Content starts

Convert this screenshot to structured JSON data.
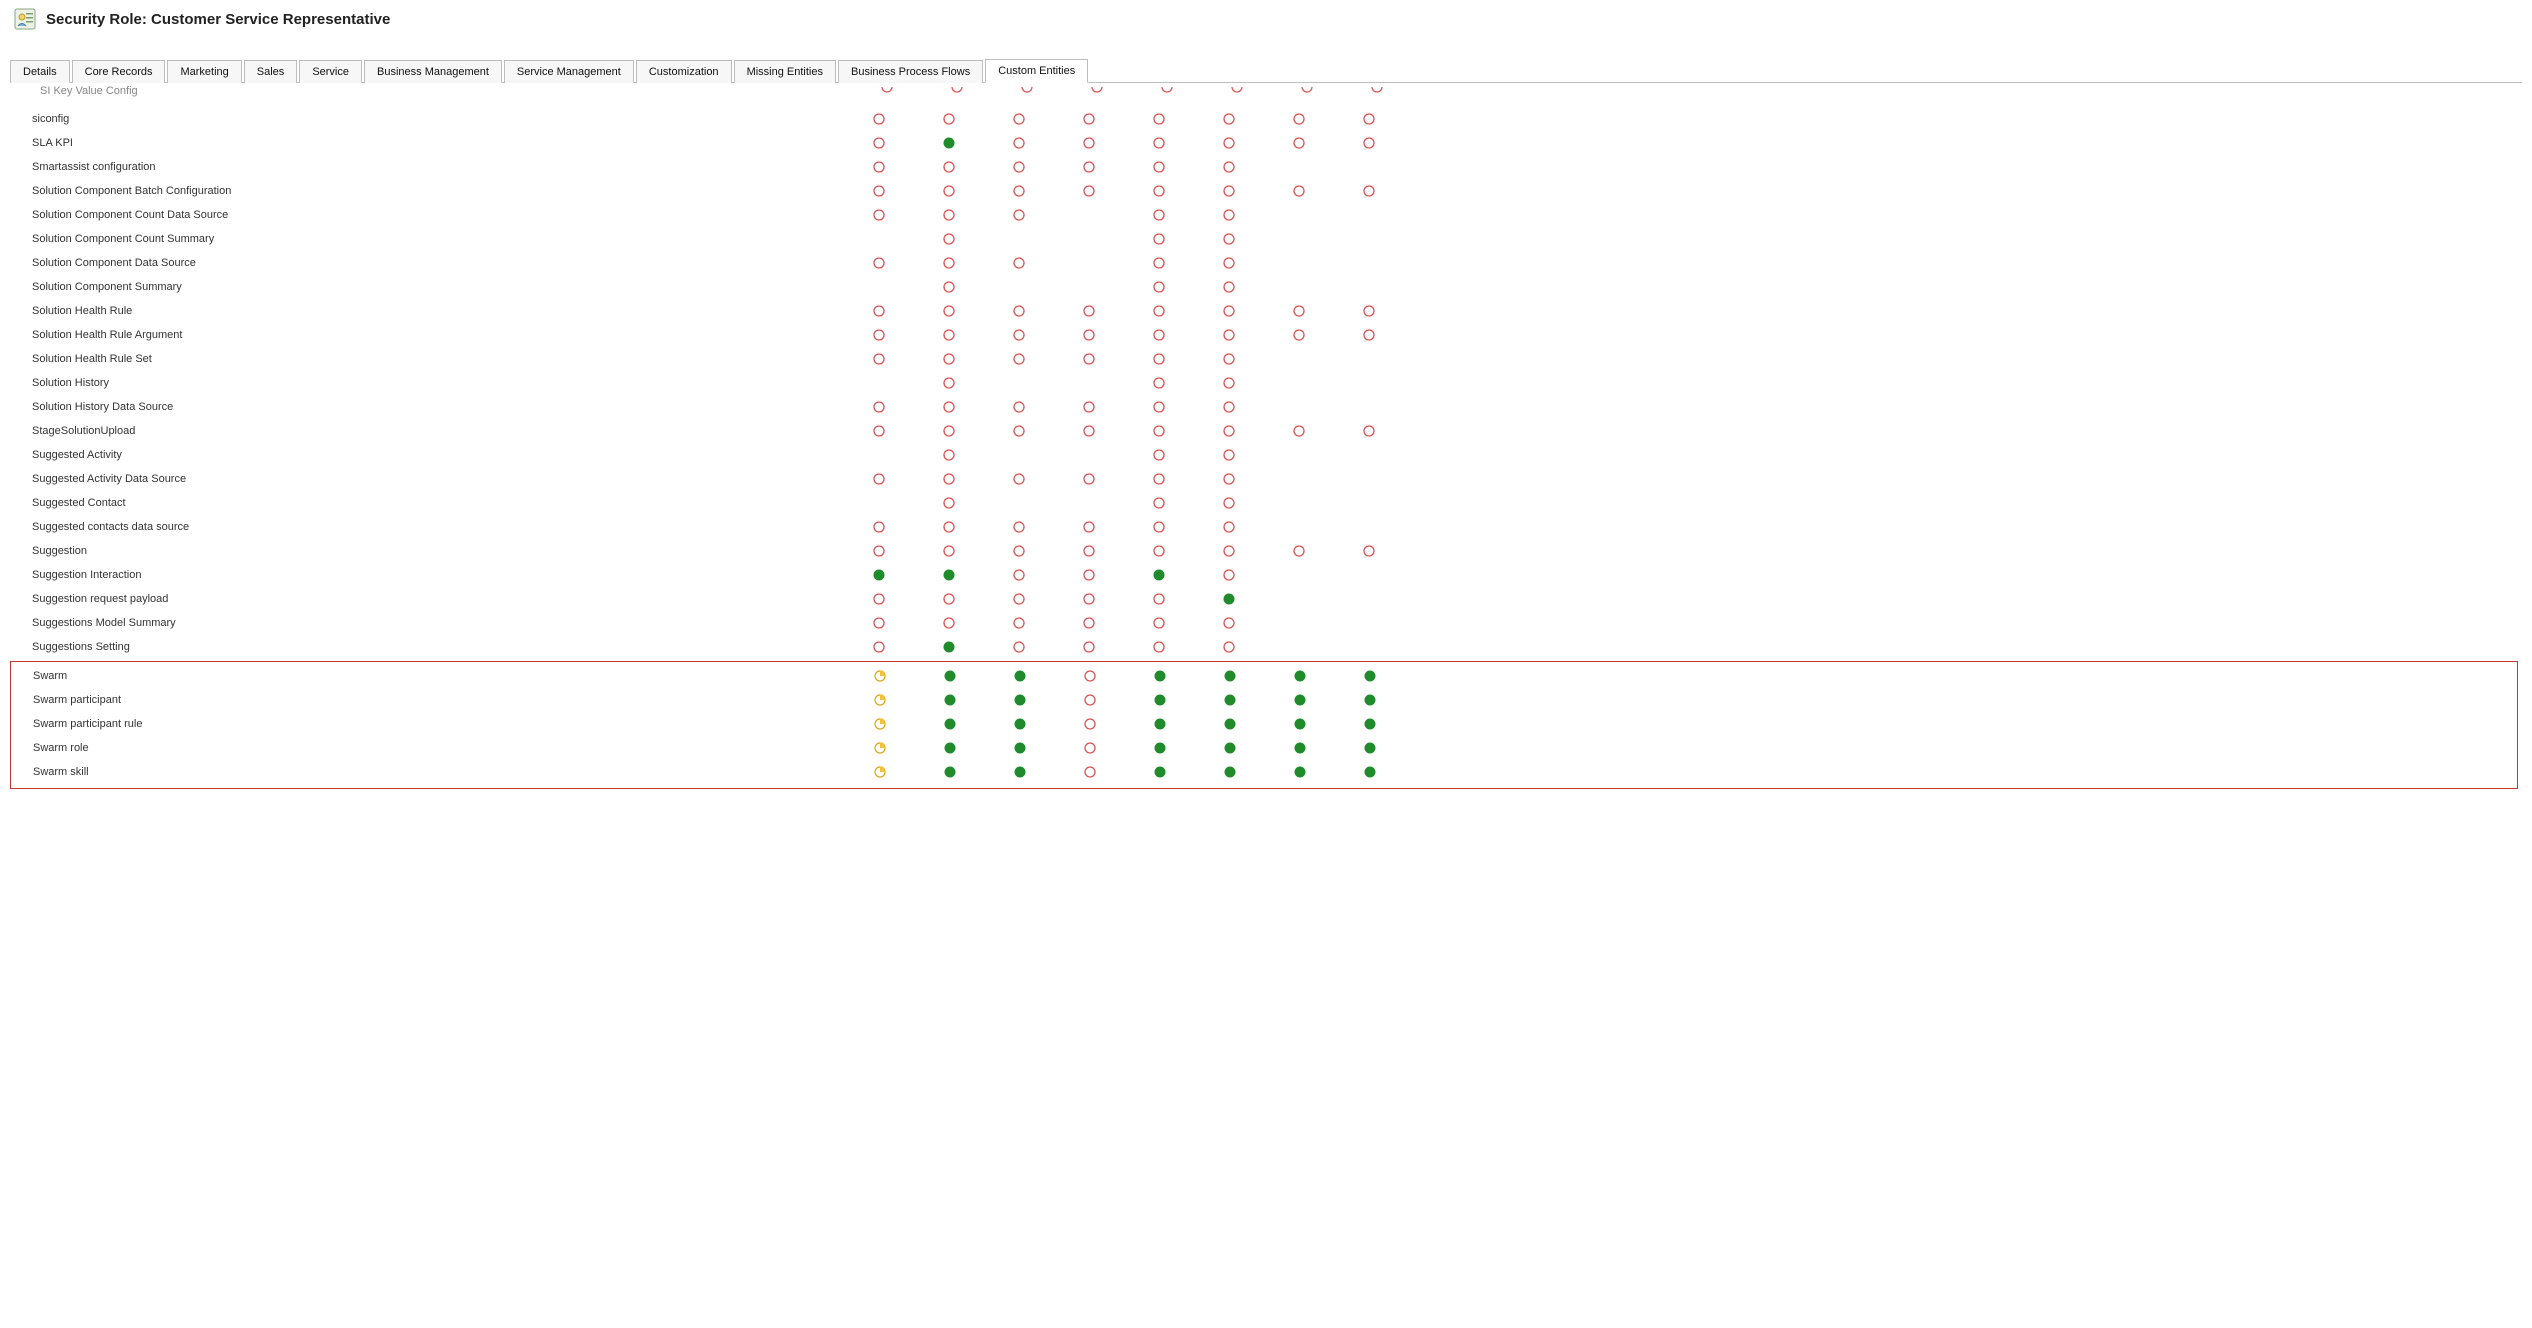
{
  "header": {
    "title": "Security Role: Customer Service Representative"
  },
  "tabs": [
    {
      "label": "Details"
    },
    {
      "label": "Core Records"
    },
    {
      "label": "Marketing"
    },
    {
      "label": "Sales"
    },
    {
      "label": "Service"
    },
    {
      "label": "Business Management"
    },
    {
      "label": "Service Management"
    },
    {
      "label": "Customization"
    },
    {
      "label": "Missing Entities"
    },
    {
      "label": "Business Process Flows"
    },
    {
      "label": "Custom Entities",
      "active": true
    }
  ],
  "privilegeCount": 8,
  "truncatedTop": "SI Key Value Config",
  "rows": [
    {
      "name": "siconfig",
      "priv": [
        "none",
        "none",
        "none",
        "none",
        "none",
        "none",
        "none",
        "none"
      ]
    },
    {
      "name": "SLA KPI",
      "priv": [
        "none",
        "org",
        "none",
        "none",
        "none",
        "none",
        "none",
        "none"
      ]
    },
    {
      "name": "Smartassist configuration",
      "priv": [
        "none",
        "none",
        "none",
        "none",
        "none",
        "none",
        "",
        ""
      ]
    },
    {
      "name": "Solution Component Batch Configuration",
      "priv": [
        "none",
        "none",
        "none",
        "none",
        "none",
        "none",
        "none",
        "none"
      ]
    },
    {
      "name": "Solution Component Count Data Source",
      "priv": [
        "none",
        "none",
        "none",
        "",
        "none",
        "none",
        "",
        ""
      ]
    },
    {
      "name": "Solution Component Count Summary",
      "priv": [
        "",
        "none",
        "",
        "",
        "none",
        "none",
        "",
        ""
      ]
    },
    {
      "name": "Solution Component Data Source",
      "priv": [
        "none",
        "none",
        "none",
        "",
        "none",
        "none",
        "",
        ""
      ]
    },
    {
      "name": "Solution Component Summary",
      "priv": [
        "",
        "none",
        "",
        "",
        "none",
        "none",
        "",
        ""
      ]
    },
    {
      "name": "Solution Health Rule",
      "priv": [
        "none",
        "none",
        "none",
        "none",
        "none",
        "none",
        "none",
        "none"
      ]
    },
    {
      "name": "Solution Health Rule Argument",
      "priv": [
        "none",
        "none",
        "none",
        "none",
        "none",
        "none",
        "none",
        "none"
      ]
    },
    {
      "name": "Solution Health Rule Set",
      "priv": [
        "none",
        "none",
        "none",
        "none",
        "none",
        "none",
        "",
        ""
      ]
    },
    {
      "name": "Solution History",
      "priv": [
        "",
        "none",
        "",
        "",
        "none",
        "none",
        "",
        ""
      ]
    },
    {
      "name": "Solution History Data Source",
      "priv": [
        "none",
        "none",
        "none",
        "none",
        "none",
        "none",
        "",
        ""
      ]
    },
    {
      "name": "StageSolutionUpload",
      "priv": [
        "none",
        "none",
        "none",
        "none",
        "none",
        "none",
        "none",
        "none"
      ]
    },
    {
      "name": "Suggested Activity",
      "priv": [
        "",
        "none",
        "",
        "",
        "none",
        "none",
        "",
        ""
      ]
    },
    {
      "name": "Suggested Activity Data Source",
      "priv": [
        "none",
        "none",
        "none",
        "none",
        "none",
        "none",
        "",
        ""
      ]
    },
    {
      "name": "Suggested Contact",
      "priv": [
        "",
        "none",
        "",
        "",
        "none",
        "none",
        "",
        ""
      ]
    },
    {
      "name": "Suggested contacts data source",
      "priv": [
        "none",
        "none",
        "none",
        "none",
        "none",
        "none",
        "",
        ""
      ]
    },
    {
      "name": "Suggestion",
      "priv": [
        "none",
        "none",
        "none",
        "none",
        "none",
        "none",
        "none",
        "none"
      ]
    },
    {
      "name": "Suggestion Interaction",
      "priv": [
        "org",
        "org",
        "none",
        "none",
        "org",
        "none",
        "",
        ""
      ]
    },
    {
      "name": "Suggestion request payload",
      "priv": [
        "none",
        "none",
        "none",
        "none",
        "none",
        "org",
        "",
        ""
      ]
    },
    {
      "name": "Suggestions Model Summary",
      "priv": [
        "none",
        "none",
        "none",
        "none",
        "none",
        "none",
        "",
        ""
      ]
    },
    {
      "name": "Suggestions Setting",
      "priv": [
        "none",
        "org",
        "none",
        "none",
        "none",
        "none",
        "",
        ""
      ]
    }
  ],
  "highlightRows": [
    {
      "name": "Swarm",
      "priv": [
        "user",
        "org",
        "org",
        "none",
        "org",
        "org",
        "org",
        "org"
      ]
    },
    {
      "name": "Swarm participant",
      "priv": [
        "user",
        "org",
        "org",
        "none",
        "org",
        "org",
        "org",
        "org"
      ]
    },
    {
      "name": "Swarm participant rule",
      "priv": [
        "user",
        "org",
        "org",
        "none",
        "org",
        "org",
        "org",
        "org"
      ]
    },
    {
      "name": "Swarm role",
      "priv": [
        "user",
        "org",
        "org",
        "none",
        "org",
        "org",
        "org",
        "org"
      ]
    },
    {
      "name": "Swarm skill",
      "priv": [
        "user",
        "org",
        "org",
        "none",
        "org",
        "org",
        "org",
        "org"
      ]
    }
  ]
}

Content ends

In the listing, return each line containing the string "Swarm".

      "name": "Swarm",
      "name": "Swarm participant",
      "name": "Swarm participant rule",
      "name": "Swarm role",
      "name": "Swarm skill",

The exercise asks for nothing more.